A surprise election victory for fiery Shiite cleric Moqtada Sadr appears to have shaken Iraq's political landscape at the expense of both the Iranian and American influence in the country.
The populist Shiite preacher, a firebrand who once battled US troops and now opposes Tehran, is looking to cobble together a broad technocrat coalition tasked with rooting out Iraq's endemic corruption.
But can he really sideline powerful foreign players and domestic rivals to take control?
Playing by the rules?
While Sadr's unlikely Marching Towards Reform alliance with Iraq's communists looks on course to be the biggest group in parliament -- it faces many obstacles.
The movement has pitched itself as a challenge to Iraq's entrenched elite and ridden popular protests over graft to drum up support.
Under article 76 of Iraq's constitution, the right to form a government falls to the political bloc with the most seats.
Sadr -- who has ruled himself out of becoming PM -- should be the key powerbroker and is already eyeing a coalition of around a dozen groups to reach a majority.
However, with months of wrangling expected ahead, it remains far from certain that he will get the chance to realise his ambitions.
At elections in 2010, the Iraqi National Movement of Ayad Allawi -- loathed by Iran -- scooped 91 seats to become the biggest group in parliament.
But after much manoeuvring, Allawi was eventually bested by Nuri al-Maliki, as Tehran helped engineer a union between two leading Shiite blocs to give him more seats.
Cutting foreign influence?
Strengthened by his apparent victory in Saturday's polls, black-turbaned Sadr could now push his nationalist agenda that has seen him pledge to curb foreign meddling in Iraq.
After the 2003 invasion, his militia battled US forces. He is now calling for the latest deployment of American troops to leave following last year's defeat of the Islamic State group.
While his family of religious scholars historically has close ties with the Islamic revolutionaries in Iran and he spent years living there, Sadr has now fallen out with Tehran and wants its overbearing influence slashed.
In a sign that he is angling to chart a different course, he visited regional Sunni powerhouse Saudi Arabia last year, as Tehran's rival seeks to play a greater role in Iraq.
Sadr faces a difficult act to herd together enough groups from across Iraq's fragmented political spectrum to form a government.
He has extended a hand to a wide spread of parties -- including the bloc of current Prime Minister Haider al-Abadi that lies in third place according to latest results.
Whether he can convince Abadi -- a key member of the establishment Dawa party that has dominated Iraq for years -- to turn his back on his former stablemates and team up remains a major question.
Abadi -- who came to power in 2014 as IS rampaged across Iraq -- has balanced off the US and Iran during his time at the helm.
On Tuesday, the prime minister called Sadr to congratulate him for the election victory, the cleric's office said.

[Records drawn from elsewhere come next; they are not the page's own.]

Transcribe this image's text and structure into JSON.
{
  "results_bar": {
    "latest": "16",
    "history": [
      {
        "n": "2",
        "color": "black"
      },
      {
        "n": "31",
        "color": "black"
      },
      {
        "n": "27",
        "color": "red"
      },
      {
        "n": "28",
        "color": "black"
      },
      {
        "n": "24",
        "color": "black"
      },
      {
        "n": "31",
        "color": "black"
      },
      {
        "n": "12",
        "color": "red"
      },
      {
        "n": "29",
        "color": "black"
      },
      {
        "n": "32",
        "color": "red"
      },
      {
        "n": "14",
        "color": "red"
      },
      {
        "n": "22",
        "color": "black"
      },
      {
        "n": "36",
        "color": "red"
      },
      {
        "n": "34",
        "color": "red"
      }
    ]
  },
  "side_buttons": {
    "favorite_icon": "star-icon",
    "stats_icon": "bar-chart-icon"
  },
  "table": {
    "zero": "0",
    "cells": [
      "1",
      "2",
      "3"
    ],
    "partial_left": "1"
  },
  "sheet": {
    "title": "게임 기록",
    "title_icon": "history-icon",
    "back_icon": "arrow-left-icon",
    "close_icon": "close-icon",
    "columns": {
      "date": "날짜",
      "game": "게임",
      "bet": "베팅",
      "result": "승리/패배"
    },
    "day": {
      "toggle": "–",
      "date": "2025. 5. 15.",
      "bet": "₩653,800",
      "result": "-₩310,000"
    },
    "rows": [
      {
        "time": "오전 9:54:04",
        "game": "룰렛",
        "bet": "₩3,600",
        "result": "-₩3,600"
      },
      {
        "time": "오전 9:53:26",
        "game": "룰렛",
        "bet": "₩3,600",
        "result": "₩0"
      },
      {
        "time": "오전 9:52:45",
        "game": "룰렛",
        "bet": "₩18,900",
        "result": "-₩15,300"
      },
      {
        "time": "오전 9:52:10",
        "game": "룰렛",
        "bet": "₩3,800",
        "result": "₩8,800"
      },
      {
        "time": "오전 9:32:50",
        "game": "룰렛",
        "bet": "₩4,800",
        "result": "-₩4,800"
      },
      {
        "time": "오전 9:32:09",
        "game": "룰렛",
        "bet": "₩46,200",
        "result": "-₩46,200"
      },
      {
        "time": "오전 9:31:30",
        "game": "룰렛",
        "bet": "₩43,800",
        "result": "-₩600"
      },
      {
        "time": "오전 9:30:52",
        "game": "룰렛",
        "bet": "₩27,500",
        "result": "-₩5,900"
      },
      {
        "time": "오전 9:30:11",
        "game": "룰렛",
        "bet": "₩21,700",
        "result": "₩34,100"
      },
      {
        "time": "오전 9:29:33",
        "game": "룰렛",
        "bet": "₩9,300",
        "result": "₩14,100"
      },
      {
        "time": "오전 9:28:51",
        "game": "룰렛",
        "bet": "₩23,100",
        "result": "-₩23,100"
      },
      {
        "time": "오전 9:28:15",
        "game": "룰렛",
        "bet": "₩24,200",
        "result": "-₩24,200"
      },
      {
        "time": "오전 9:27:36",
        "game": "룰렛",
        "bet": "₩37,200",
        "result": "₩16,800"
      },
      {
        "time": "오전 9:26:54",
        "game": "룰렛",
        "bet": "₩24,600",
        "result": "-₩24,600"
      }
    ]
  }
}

Sadr for now appears to be ruling out an alliance with two other powerful forces inside Iraq: the Iran-backed Conquest Alliance of former anti-IS paramilitary fighters and ex-premier Maliki.
Any attempt to form a government that would threaten the influence Iran has built up in the 15 years since the fall of Saddam Hussein looks certain to face opposition from Tehran.
Iraq's larger neighbour to the east has major leverage over many of the top Shiite politicians and it already seems like it may be looking to block Sadr's path to power.
Political sources told AFP that two meetings have been held under Iranian guidance to bring together several political blocs.
According to a participant, the aim has been to unite Abadi and Maliki -- bitter foes despite coming from the same Dawa party -- alongside the Conquest Alliance, which looks set to come second in the election.
The initiative could trump Sadr's own coalition-building efforts but it risks angering the cleric's supporters who are yearning for a clampdown on corruption among establishment figures.